• Requirement: Leave out the images and set down the records below exactly.

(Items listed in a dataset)
----
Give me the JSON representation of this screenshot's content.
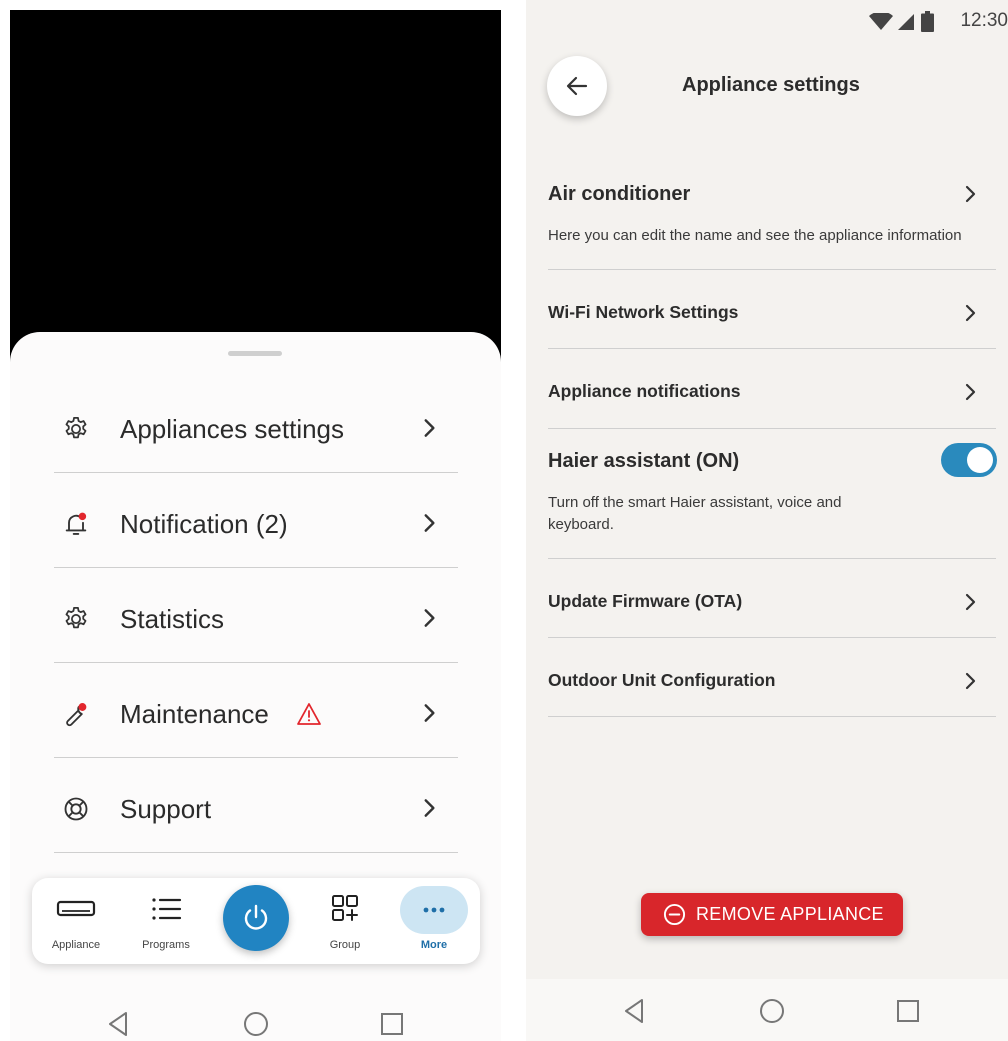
{
  "left": {
    "menu": [
      {
        "label": "Appliances settings",
        "icon": "gear-icon"
      },
      {
        "label": "Notification (2)",
        "icon": "bell-icon"
      },
      {
        "label": "Statistics",
        "icon": "gear-icon"
      },
      {
        "label": "Maintenance",
        "icon": "wrench-icon"
      },
      {
        "label": "Support",
        "icon": "lifebuoy-icon"
      }
    ],
    "tabs": {
      "appliance": "Appliance",
      "programs": "Programs",
      "group": "Group",
      "more": "More"
    }
  },
  "right": {
    "status_time": "12:30",
    "title": "Appliance settings",
    "air_conditioner": {
      "label": "Air conditioner",
      "sub": "Here you can edit the name and see the appliance information"
    },
    "wifi": "Wi-Fi Network Settings",
    "notifications": "Appliance notifications",
    "assistant": {
      "label": "Haier assistant (ON)",
      "sub": "Turn off the smart Haier assistant, voice and keyboard.",
      "enabled": true
    },
    "firmware": "Update Firmware (OTA)",
    "outdoor": "Outdoor Unit Configuration",
    "remove_label": "REMOVE APPLIANCE"
  },
  "colors": {
    "accent_blue": "#2184c2",
    "danger_red": "#d8262b",
    "alert_dot": "#e2262d"
  }
}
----
• Solution:
Give me the JSON representation of this screenshot's content.
{
  "left": {
    "menu": [
      {
        "label": "Appliances settings",
        "icon": "gear-icon"
      },
      {
        "label": "Notification (2)",
        "icon": "bell-icon"
      },
      {
        "label": "Statistics",
        "icon": "gear-icon"
      },
      {
        "label": "Maintenance",
        "icon": "wrench-icon"
      },
      {
        "label": "Support",
        "icon": "lifebuoy-icon"
      }
    ],
    "tabs": {
      "appliance": "Appliance",
      "programs": "Programs",
      "group": "Group",
      "more": "More"
    }
  },
  "right": {
    "status_time": "12:30",
    "title": "Appliance settings",
    "air_conditioner": {
      "label": "Air conditioner",
      "sub": "Here you can edit the name and see the appliance information"
    },
    "wifi": "Wi-Fi Network Settings",
    "notifications": "Appliance notifications",
    "assistant": {
      "label": "Haier assistant (ON)",
      "sub": "Turn off the smart Haier assistant, voice and keyboard.",
      "enabled": true
    },
    "firmware": "Update Firmware (OTA)",
    "outdoor": "Outdoor Unit Configuration",
    "remove_label": "REMOVE APPLIANCE"
  },
  "colors": {
    "accent_blue": "#2184c2",
    "danger_red": "#d8262b",
    "alert_dot": "#e2262d"
  }
}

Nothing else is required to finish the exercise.